BRIEF: Retype the entries in full, exactly.

DATA TO EXAMINE:
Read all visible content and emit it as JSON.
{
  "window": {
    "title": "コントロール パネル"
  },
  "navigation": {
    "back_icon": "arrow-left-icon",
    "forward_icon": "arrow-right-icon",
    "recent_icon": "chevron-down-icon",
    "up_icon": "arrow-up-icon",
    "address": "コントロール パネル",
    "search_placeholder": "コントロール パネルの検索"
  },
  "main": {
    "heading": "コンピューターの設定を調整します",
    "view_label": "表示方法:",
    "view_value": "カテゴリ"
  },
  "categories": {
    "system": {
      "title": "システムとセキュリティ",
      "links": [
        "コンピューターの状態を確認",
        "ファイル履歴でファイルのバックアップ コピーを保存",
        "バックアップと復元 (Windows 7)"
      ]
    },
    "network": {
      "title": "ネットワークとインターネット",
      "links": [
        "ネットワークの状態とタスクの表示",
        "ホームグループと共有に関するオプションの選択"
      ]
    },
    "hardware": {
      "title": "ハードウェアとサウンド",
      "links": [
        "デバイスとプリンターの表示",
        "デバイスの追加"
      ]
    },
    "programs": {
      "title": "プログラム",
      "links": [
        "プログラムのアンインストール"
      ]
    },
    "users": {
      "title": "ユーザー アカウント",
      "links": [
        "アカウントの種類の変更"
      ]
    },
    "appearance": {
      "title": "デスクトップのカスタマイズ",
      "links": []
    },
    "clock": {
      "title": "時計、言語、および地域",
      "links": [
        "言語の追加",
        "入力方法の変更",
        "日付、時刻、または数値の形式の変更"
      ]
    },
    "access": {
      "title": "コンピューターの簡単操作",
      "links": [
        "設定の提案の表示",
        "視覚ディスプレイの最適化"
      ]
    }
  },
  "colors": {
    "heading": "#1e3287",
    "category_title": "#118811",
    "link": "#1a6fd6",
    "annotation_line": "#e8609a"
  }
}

SOLUTION FOR THIS PROBLEM:
Read all visible content and emit it as JSON.
{
  "window": {
    "title": "コントロール パネル"
  },
  "navigation": {
    "back_icon": "arrow-left-icon",
    "forward_icon": "arrow-right-icon",
    "recent_icon": "chevron-down-icon",
    "up_icon": "arrow-up-icon",
    "address": "コントロール パネル",
    "search_placeholder": "コントロール パネルの検索"
  },
  "main": {
    "heading": "コンピューターの設定を調整します",
    "view_label": "表示方法:",
    "view_value": "カテゴリ"
  },
  "categories": {
    "system": {
      "title": "システムとセキュリティ",
      "links": [
        "コンピューターの状態を確認",
        "ファイル履歴でファイルのバックアップ コピーを保存",
        "バックアップと復元 (Windows 7)"
      ]
    },
    "network": {
      "title": "ネットワークとインターネット",
      "links": [
        "ネットワークの状態とタスクの表示",
        "ホームグループと共有に関するオプションの選択"
      ]
    },
    "hardware": {
      "title": "ハードウェアとサウンド",
      "links": [
        "デバイスとプリンターの表示",
        "デバイスの追加"
      ]
    },
    "programs": {
      "title": "プログラム",
      "links": [
        "プログラムのアンインストール"
      ]
    },
    "users": {
      "title": "ユーザー アカウント",
      "links": [
        "アカウントの種類の変更"
      ]
    },
    "appearance": {
      "title": "デスクトップのカスタマイズ",
      "links": []
    },
    "clock": {
      "title": "時計、言語、および地域",
      "links": [
        "言語の追加",
        "入力方法の変更",
        "日付、時刻、または数値の形式の変更"
      ]
    },
    "access": {
      "title": "コンピューターの簡単操作",
      "links": [
        "設定の提案の表示",
        "視覚ディスプレイの最適化"
      ]
    }
  },
  "colors": {
    "heading": "#1e3287",
    "category_title": "#118811",
    "link": "#1a6fd6",
    "annotation_line": "#e8609a"
  }
}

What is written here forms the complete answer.